"This year we only had about a hundred fish come up and spawn," he said.
The seasonal Barranca Creek ambles down a gentle hill in Lagunitas, winding past a neighborhood where members of the Grateful Dead once lived. Just up the street, homeowner Lois Hansen allowed the group to enter her property to skim the creek for marooned fish.
"We’ve been saving these little fish ever since I’ve lived here since 1970,” said Hansen. “I’m getting older now so it’s time for the young ones to come and get them."
The rescue team collected the fish into buckets, with each fish then measured, identified and logged.

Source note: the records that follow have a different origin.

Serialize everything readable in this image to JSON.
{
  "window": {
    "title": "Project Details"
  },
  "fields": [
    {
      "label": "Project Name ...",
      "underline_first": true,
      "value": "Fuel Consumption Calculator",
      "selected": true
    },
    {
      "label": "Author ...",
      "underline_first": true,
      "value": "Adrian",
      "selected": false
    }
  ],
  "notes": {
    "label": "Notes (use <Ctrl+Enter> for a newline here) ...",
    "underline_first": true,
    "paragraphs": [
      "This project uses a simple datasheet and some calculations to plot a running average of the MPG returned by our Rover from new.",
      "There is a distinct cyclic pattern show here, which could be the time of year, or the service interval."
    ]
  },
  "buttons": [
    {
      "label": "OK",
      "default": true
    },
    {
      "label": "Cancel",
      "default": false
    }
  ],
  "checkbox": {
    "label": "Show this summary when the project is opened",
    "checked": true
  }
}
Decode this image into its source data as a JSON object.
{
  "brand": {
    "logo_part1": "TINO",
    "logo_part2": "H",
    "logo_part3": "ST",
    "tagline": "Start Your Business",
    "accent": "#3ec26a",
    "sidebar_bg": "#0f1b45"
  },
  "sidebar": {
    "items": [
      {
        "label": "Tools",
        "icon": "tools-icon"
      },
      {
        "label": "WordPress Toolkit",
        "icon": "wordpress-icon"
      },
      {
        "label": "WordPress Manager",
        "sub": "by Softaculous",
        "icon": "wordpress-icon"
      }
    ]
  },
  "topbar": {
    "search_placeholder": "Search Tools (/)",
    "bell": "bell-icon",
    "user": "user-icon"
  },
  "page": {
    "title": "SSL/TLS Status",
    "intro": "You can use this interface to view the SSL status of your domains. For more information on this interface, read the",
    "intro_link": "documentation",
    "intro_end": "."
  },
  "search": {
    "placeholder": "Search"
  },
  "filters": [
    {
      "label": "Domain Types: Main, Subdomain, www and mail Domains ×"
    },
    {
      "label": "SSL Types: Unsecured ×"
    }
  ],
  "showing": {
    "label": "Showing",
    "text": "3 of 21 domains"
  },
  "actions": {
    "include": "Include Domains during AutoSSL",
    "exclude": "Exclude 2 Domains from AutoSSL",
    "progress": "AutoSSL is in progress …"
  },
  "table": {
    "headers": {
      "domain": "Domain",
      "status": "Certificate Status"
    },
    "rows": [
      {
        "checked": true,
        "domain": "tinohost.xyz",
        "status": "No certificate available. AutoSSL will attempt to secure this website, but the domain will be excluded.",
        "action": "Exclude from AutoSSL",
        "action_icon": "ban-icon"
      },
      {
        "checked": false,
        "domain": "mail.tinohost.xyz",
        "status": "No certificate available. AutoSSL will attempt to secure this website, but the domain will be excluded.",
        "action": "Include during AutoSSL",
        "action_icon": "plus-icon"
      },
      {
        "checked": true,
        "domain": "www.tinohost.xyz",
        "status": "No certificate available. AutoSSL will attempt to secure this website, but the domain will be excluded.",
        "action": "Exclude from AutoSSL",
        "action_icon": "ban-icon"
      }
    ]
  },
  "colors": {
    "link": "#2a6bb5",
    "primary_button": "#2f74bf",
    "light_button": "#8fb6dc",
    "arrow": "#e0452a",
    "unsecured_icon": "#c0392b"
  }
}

"If they’re big and fat, then they’re healthy," said Steiner. "And if they’re skinny we’ll know there’s problems up here."
The salmon have become a barometer of ocean conditions, as well as a reflection of winter rainfall levels. Wednesday's rescue operation turned-up mostly steelhead trout, and hardly any coho. Steiner said the reason is this year’s winter rains didn’t coincide with the salmon’s spawning cycle, making it difficult for the fish to swim up the creek to lay eggs in the place of their birth.
Steiner said the problem was partly nature, and partly due to years of development along the fish critical habitat.
"You can see this house was built just a few feet from the creek," said Steiner, gesturing toward Hansen's house. "Those were mistakes that were made hundreds of years ago."
After netting more than a hundred fish, mostly steelhead, the group of rescuers transported the buckets to a lower stream, flowing wider and more abundantly beneath a thick canopy of trees. A volunteer tilted the plastic bucket into the stream, releasing the darting castaways into a deep, black pool where they quickly vanished.
"It feels great to save a species from certain death," mused Steiner. "And give them another chance at survival."